The skies over Hispaniola opened up on May 24, 2004, and poured as much as 10 inches (25 cm) of rain within a 24-hour span onto an already rain-soaked island that had received as much as 10 inches of rain over the previous week. The torrent triggered flooding and mudslides that ran swiftly down the northern and southern flanks of the Massif de la Salle, straddling the border between Haiti and the Dominican Republic. As the deluge fanned out on the flood plains below, several villages were overrun by water, mud, and debris. Tragically, more than 2,000 people lost their lives.
The maps above compare the topography of Hispaniola (top) with the island’s population density (bottom). Much of the town of Jimani, Dominican Republic, was overrun by gravel and debris swept off the Massif de la Salle by rapid rainwater runoff. Across the border in Haiti, the village of Mapou was completely inundated so that it now sits at the bottom of a newly formed lake.

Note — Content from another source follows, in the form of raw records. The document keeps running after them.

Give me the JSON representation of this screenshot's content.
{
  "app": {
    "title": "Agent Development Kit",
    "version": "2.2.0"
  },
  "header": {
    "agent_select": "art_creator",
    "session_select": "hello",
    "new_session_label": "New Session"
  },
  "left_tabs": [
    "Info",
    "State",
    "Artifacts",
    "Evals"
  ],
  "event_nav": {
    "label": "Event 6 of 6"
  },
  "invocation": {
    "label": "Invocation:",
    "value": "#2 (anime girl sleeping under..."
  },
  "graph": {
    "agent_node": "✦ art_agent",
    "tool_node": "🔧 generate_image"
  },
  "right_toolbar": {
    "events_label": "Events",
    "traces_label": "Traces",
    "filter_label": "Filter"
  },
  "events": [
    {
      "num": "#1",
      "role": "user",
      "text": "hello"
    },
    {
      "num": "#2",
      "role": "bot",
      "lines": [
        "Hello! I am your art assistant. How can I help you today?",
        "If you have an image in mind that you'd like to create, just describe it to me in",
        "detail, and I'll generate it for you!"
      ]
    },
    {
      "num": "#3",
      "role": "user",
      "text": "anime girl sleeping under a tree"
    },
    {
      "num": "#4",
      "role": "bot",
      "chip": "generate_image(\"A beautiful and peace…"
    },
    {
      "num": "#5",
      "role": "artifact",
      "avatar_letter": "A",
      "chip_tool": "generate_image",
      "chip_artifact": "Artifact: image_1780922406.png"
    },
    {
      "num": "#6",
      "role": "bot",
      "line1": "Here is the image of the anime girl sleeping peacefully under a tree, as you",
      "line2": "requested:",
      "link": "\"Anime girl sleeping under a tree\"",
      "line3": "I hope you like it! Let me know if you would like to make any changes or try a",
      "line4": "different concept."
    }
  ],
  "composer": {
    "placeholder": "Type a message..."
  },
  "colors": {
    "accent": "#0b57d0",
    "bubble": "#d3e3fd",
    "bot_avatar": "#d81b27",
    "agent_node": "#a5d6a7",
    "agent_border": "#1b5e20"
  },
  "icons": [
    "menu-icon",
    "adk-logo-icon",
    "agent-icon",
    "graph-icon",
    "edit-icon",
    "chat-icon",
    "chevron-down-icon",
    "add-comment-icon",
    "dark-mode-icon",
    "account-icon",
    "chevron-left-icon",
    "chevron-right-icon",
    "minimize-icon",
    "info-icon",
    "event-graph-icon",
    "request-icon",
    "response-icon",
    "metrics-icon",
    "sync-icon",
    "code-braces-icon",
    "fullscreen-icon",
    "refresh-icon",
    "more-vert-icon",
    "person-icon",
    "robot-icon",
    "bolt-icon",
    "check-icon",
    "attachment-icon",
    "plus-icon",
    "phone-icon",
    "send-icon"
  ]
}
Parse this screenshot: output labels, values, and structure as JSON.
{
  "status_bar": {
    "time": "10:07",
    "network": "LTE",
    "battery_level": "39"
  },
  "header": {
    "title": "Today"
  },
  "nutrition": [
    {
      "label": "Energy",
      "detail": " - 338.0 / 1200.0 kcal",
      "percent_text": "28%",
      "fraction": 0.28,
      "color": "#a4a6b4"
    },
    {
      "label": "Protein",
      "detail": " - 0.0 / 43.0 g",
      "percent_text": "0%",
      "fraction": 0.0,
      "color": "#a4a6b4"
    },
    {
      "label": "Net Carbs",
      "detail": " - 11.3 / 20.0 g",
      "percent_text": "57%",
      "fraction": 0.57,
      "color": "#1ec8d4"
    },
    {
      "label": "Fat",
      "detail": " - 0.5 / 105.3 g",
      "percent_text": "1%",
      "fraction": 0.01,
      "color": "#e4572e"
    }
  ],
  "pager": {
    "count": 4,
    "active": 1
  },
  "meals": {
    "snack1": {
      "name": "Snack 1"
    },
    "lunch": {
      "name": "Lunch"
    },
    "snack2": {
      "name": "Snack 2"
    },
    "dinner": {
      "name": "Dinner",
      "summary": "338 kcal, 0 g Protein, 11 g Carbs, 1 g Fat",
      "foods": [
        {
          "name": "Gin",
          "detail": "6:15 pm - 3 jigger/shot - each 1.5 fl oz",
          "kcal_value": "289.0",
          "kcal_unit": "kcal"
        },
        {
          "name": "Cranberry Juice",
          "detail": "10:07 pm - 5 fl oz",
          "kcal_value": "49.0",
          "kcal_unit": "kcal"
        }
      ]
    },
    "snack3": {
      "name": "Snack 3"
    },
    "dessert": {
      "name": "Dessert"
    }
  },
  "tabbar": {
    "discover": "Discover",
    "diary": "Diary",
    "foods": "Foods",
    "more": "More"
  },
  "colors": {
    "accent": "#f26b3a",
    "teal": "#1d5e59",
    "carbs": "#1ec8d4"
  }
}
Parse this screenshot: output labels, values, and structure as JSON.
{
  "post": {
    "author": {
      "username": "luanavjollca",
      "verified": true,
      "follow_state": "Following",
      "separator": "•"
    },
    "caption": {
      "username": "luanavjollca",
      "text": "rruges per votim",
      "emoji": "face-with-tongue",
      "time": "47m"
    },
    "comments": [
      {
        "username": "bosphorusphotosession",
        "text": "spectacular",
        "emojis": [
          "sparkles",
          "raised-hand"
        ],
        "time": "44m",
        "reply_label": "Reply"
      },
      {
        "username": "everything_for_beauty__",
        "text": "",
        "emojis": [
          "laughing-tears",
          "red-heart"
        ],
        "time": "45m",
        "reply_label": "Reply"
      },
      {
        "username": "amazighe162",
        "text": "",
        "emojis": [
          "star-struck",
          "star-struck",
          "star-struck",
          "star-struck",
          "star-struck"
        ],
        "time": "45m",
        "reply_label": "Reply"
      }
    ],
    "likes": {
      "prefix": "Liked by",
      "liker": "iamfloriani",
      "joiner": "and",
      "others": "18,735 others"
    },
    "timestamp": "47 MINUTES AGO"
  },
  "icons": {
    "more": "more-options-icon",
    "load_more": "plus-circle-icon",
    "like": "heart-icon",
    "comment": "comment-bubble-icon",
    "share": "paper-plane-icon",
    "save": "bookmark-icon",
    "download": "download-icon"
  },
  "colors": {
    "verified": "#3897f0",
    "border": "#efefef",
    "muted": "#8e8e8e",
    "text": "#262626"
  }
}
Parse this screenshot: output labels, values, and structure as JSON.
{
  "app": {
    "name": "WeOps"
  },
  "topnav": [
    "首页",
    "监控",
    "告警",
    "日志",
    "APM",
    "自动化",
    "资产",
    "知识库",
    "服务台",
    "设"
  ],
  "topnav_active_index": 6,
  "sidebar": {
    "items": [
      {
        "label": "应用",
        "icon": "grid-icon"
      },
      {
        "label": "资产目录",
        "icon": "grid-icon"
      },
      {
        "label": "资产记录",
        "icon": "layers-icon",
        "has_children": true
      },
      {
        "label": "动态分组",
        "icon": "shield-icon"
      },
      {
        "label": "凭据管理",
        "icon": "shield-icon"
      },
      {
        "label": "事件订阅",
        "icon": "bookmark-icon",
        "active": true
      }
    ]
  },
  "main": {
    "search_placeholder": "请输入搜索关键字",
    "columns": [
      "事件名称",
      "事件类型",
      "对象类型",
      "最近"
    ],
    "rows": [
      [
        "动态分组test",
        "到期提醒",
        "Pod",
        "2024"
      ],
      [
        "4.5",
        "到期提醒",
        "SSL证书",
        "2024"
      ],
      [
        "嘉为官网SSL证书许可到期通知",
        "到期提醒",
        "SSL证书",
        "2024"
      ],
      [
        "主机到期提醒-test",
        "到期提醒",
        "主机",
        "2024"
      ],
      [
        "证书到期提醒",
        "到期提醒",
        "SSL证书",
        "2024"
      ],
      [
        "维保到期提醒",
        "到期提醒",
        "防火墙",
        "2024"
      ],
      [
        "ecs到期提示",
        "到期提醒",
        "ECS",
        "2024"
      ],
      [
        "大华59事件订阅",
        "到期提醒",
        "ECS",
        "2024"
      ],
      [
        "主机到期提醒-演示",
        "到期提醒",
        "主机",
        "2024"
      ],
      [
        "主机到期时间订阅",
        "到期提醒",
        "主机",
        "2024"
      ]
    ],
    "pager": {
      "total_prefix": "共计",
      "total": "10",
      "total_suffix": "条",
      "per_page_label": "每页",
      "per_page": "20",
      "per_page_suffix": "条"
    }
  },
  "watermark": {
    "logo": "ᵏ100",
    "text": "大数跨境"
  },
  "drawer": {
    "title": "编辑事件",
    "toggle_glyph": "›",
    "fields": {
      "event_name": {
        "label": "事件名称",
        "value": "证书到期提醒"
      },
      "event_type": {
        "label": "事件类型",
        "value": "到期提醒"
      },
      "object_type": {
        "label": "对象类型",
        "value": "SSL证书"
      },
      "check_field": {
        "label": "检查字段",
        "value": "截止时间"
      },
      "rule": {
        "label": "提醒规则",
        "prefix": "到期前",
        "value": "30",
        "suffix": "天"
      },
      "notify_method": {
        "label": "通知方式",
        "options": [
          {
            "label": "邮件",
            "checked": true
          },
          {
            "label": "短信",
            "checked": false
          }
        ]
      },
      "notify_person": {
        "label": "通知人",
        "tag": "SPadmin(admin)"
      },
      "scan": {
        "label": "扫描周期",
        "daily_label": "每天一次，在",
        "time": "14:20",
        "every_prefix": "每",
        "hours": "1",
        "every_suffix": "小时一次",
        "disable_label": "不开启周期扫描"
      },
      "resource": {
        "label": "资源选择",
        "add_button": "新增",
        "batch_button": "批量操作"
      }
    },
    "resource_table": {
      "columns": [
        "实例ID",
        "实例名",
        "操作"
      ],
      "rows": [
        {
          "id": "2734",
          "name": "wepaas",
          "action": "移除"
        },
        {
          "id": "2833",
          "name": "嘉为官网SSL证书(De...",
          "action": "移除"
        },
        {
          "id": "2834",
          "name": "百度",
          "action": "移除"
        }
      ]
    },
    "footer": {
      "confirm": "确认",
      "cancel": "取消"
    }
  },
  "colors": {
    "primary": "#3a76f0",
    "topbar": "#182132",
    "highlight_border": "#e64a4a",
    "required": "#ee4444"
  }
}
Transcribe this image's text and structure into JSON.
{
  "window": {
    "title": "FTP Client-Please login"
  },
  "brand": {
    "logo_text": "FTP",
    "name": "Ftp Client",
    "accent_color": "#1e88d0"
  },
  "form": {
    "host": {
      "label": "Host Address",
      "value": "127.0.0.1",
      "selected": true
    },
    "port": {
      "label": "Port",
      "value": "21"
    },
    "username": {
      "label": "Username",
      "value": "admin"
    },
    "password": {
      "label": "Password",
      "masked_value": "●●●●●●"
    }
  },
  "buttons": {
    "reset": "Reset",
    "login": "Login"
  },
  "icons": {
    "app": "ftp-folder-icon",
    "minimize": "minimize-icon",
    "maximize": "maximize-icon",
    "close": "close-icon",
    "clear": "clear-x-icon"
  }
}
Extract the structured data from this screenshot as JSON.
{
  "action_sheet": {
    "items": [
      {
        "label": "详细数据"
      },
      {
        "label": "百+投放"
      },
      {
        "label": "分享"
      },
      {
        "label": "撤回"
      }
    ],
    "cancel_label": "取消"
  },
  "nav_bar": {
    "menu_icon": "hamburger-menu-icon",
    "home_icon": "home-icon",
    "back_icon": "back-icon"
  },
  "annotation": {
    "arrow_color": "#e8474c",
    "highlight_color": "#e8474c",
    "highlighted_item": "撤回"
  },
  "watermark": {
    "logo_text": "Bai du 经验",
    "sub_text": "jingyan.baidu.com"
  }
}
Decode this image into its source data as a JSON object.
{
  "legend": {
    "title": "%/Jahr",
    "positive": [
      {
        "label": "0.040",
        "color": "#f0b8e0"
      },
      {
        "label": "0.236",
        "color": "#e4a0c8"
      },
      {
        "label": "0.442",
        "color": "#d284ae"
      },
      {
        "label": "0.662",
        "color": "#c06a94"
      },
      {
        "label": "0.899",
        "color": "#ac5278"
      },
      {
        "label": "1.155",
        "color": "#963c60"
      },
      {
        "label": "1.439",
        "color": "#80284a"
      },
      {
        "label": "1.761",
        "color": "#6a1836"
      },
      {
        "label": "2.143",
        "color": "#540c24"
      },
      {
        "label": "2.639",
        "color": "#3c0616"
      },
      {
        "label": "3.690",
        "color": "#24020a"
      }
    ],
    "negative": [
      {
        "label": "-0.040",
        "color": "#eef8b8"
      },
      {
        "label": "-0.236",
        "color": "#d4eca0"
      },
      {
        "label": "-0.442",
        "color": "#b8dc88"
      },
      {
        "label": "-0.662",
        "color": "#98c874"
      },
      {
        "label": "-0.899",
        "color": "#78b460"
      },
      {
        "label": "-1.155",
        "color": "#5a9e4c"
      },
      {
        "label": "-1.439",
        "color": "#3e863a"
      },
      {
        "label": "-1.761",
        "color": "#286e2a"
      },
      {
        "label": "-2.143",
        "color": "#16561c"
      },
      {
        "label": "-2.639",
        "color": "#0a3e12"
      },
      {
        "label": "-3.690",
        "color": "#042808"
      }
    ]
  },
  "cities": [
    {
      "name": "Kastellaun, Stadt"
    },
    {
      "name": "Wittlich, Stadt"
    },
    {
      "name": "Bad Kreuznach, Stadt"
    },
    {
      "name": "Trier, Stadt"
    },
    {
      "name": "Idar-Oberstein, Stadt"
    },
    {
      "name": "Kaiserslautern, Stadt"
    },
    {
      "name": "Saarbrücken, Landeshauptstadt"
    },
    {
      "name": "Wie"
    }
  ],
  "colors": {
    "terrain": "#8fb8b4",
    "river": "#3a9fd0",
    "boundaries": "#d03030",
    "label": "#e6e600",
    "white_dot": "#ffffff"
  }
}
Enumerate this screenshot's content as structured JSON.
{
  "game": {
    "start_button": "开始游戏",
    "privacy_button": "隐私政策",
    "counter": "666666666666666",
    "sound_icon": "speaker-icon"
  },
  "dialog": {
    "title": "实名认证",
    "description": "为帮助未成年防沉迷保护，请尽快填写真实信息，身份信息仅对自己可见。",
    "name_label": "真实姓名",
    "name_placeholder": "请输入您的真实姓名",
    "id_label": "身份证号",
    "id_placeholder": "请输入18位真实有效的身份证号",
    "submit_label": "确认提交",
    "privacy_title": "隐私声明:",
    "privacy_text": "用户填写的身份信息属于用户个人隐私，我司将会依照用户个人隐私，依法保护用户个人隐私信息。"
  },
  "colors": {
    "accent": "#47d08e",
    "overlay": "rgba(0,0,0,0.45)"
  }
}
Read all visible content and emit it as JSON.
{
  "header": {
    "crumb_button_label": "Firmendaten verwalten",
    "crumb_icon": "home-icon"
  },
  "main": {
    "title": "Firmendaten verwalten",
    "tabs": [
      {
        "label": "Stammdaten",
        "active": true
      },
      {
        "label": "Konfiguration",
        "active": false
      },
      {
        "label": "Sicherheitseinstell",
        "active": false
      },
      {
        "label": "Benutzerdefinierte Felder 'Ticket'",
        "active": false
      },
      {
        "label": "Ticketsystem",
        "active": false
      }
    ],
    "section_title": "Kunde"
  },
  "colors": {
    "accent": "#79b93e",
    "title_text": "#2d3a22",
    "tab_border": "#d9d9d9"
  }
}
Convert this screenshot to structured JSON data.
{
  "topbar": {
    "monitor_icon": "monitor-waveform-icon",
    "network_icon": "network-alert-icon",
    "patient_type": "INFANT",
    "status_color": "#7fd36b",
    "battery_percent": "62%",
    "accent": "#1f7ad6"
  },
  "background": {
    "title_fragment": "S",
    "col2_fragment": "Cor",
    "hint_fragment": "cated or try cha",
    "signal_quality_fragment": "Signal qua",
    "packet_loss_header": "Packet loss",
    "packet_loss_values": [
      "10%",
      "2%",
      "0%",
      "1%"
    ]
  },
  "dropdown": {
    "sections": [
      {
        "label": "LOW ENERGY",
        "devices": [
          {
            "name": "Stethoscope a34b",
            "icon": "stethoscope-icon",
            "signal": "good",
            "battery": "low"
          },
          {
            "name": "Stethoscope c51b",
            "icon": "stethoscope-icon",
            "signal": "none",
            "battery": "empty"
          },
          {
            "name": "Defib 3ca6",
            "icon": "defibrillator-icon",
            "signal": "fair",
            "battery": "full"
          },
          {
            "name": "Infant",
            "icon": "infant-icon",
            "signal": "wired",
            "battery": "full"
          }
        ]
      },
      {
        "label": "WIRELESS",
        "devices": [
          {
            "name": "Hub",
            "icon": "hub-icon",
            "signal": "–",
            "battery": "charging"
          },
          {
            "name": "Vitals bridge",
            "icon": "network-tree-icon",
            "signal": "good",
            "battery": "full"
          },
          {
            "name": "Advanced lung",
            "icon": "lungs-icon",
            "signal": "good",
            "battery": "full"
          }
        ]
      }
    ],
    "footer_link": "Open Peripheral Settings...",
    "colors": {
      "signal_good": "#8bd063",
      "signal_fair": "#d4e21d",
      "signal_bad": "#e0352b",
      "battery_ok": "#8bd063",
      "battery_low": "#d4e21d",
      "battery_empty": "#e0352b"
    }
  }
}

Even as emergency aid workers were rushing to bring assistance to the people impacted by the devastation, NASA researchers were analyzing satellite remote sensing data to assess what caused the disaster and to map the extent of the damage. A key factor in the intensity of the destruction is the extensive deforestation within the associated drainage basins, and the presence of human settlements within floodplains of rivers and other low-lying areas around the Massif de la Salle.
For more details and additional imagery of the event, please see Flood Disaster Hits Hispaniola.
Topography map of Hispaniola (top) courtesy NASA’s Shuttle Radar Topography Mission (SRTM). Population density map courtesy Socioeconomic Data and Applications Center (SEDAC).